Material provided
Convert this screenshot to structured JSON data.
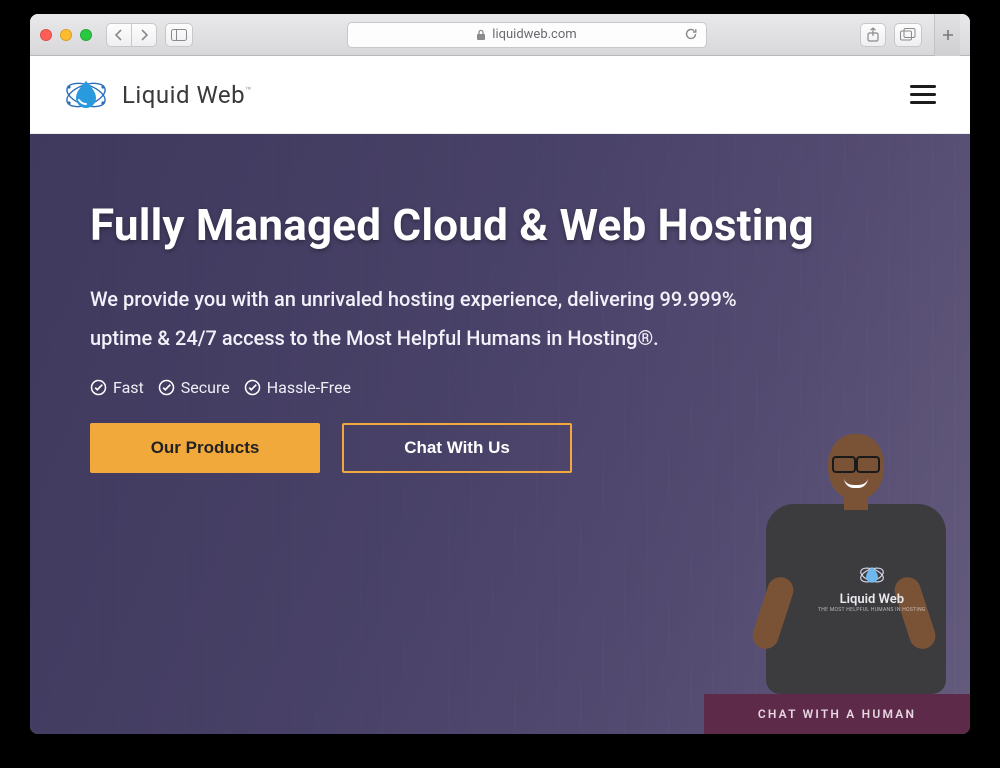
{
  "browser": {
    "address_domain": "liquidweb.com"
  },
  "site": {
    "brand_name": "Liquid Web",
    "brand_tm": "™"
  },
  "hero": {
    "heading": "Fully Managed Cloud & Web Hosting",
    "lead": "We provide you with an unrivaled hosting experience, delivering 99.999% uptime & 24/7 access to the Most Helpful Humans in Hosting®.",
    "badges": [
      "Fast",
      "Secure",
      "Hassle-Free"
    ],
    "primary_cta": "Our Products",
    "secondary_cta": "Chat With Us"
  },
  "person_shirt": {
    "line1": "Liquid Web",
    "line2": "THE MOST HELPFUL HUMANS IN HOSTING"
  },
  "chat_bar_label": "CHAT WITH A HUMAN"
}
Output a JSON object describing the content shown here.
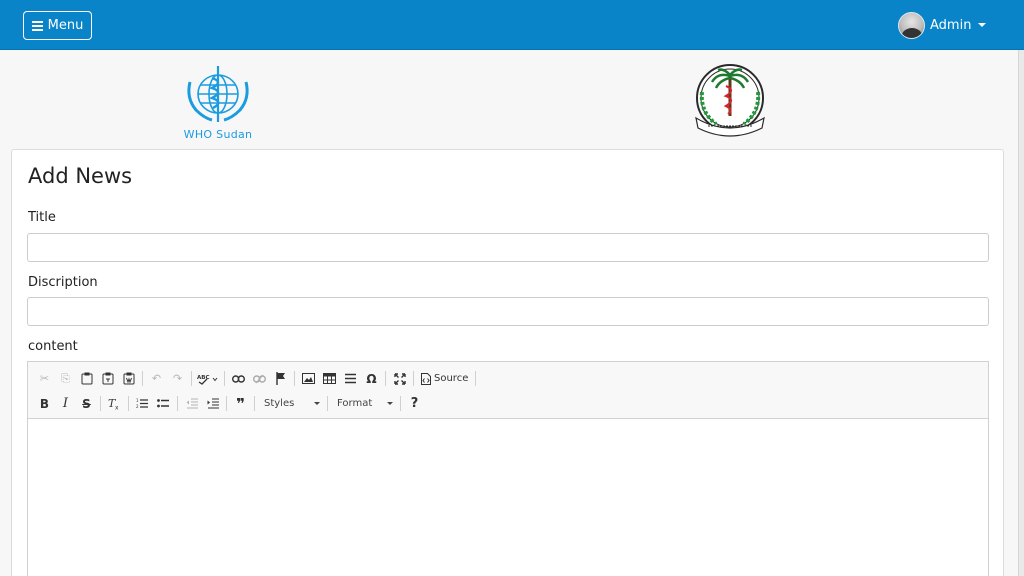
{
  "navbar": {
    "menu_label": "Menu",
    "user_name": "Admin",
    "bg_color": "#0a84c9"
  },
  "logos": {
    "left_caption": "WHO Sudan",
    "left_icon": "who-emblem",
    "right_icon": "ministry-of-health-emblem"
  },
  "form": {
    "heading": "Add News",
    "title_label": "Title",
    "title_value": "",
    "description_label": "Discription",
    "description_value": "",
    "content_label": "content"
  },
  "editor": {
    "source_label": "Source",
    "styles_label": "Styles",
    "format_label": "Format",
    "help_label": "?",
    "row1_icons": [
      "cut-icon",
      "copy-icon",
      "paste-icon",
      "paste-text-icon",
      "paste-word-icon",
      "undo-icon",
      "redo-icon",
      "spellcheck-icon",
      "link-icon",
      "unlink-icon",
      "anchor-icon",
      "image-icon",
      "table-icon",
      "horizontal-rule-icon",
      "special-char-icon",
      "maximize-icon",
      "source-icon"
    ],
    "row2_icons": [
      "bold-icon",
      "italic-icon",
      "strike-icon",
      "remove-format-icon",
      "numbered-list-icon",
      "bulleted-list-icon",
      "outdent-icon",
      "indent-icon",
      "blockquote-icon",
      "help-icon"
    ]
  }
}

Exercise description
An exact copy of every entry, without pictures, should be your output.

Solution for this exercise
Convert this screenshot to structured JSON data.
{
  "browser": {
    "address_domain": "liquidweb.com"
  },
  "site": {
    "brand_name": "Liquid Web",
    "brand_tm": "™"
  },
  "hero": {
    "heading": "Fully Managed Cloud & Web Hosting",
    "lead": "We provide you with an unrivaled hosting experience, delivering 99.999% uptime & 24/7 access to the Most Helpful Humans in Hosting®.",
    "badges": [
      "Fast",
      "Secure",
      "Hassle-Free"
    ],
    "primary_cta": "Our Products",
    "secondary_cta": "Chat With Us"
  },
  "person_shirt": {
    "line1": "Liquid Web",
    "line2": "THE MOST HELPFUL HUMANS IN HOSTING"
  },
  "chat_bar_label": "CHAT WITH A HUMAN"
}
Output a JSON object describing the content shown here.
{
  "navbar": {
    "menu_label": "Menu",
    "user_name": "Admin",
    "bg_color": "#0a84c9"
  },
  "logos": {
    "left_caption": "WHO Sudan",
    "left_icon": "who-emblem",
    "right_icon": "ministry-of-health-emblem"
  },
  "form": {
    "heading": "Add News",
    "title_label": "Title",
    "title_value": "",
    "description_label": "Discription",
    "description_value": "",
    "content_label": "content"
  },
  "editor": {
    "source_label": "Source",
    "styles_label": "Styles",
    "format_label": "Format",
    "help_label": "?",
    "row1_icons": [
      "cut-icon",
      "copy-icon",
      "paste-icon",
      "paste-text-icon",
      "paste-word-icon",
      "undo-icon",
      "redo-icon",
      "spellcheck-icon",
      "link-icon",
      "unlink-icon",
      "anchor-icon",
      "image-icon",
      "table-icon",
      "horizontal-rule-icon",
      "special-char-icon",
      "maximize-icon",
      "source-icon"
    ],
    "row2_icons": [
      "bold-icon",
      "italic-icon",
      "strike-icon",
      "remove-format-icon",
      "numbered-list-icon",
      "bulleted-list-icon",
      "outdent-icon",
      "indent-icon",
      "blockquote-icon",
      "help-icon"
    ]
  }
}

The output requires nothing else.